The ever-increasing pollution of the oceans is a matter of great concern to all the nations. Consensual and innovative solutions are being implemented.

4.1 Ocean cleanup project

Dedicated to the purification of the world’s oceans, the Dutch student presented in 2012 his ecological project to clean the oceans. More precisely, it will be a question of setting up a system of floating dams intended to retain macro waste. This is already the beginning of a commendable solution since dozens of engineers are already working on the implementation of such a system that would allow only micro-waste to pass. The young student hopes to put more than 50 km of floating arms by 2020 to operationalize the cleaning of Atlantic and Pacific waste on an industrial scale.

4.2 Industrial waste disposal

As it is known, industries of all kinds are considered the leading cause of water pollution. In addition to other types of pollution. So; It is time to banish this part of human activity by making a great effort to restore life to the planet.

Therefore, laws have now been passed that compel industries to start cleaning up the waste they leave in their surroundings, including water and surface land. To reduce pollutants that gradually become part of the water life cycle.

4.3 Filter or purify the water

There are many solutions in place to prevent marine pollution. Much of it is based on the concept of water filtration; It is a process in which all pollutants are removed from the water and made suitable for consumption.

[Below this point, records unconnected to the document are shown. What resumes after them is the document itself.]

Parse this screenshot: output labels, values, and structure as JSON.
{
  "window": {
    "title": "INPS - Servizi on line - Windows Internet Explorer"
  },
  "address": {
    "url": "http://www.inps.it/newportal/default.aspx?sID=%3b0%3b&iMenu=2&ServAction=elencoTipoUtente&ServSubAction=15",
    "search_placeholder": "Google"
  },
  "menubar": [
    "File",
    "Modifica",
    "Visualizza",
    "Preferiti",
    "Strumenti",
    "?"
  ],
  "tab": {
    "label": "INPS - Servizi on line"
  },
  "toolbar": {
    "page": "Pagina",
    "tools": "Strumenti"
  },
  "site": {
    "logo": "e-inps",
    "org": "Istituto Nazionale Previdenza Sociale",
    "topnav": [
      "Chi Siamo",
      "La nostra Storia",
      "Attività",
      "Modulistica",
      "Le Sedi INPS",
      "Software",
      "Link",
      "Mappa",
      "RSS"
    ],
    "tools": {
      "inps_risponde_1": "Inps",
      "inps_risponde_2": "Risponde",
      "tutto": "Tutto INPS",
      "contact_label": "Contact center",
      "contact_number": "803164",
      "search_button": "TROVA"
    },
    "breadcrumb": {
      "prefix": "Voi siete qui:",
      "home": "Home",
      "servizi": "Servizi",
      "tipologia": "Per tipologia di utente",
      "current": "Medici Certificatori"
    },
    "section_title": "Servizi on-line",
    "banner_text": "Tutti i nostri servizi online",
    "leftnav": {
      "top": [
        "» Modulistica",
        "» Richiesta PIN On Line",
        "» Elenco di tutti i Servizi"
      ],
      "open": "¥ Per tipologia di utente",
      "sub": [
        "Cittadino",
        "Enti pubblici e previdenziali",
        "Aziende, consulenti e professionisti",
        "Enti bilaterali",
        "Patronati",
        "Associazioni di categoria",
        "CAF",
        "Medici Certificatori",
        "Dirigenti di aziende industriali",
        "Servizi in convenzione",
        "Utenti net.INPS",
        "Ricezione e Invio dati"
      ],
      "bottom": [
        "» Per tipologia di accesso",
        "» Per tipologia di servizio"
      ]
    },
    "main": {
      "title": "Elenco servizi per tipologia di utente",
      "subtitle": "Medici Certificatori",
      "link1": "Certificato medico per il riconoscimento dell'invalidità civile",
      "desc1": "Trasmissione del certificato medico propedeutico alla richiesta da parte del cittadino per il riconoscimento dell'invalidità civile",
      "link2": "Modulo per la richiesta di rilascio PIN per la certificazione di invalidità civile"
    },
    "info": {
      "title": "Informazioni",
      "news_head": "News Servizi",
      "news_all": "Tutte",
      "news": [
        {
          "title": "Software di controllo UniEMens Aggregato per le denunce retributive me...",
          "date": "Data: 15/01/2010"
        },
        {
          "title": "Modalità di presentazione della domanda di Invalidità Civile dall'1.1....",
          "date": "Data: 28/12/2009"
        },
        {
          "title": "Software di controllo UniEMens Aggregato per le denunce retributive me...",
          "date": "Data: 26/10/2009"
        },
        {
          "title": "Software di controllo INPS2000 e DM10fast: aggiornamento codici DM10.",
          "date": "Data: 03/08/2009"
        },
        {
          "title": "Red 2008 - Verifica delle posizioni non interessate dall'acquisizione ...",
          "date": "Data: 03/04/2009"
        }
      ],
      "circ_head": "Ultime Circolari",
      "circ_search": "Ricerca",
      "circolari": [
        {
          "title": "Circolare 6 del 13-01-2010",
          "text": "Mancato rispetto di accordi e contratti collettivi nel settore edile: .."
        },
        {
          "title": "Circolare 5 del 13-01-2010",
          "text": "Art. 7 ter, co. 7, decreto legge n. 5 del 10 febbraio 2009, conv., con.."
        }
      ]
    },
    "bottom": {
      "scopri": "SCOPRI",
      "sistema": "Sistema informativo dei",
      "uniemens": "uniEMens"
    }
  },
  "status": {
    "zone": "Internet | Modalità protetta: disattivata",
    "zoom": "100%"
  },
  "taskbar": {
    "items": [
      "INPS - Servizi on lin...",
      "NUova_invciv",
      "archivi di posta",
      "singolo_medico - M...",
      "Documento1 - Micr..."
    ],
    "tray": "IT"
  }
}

The purification or filtration process is carried out using: UV light, after which the filtration process removes any foreign matter, such as sand grains, algae, bacteria, or even organic materials or suspended materials. And thus, remove the pollutant, and the treatment known as osmosis can also be applied.

Originally published on Live Positively.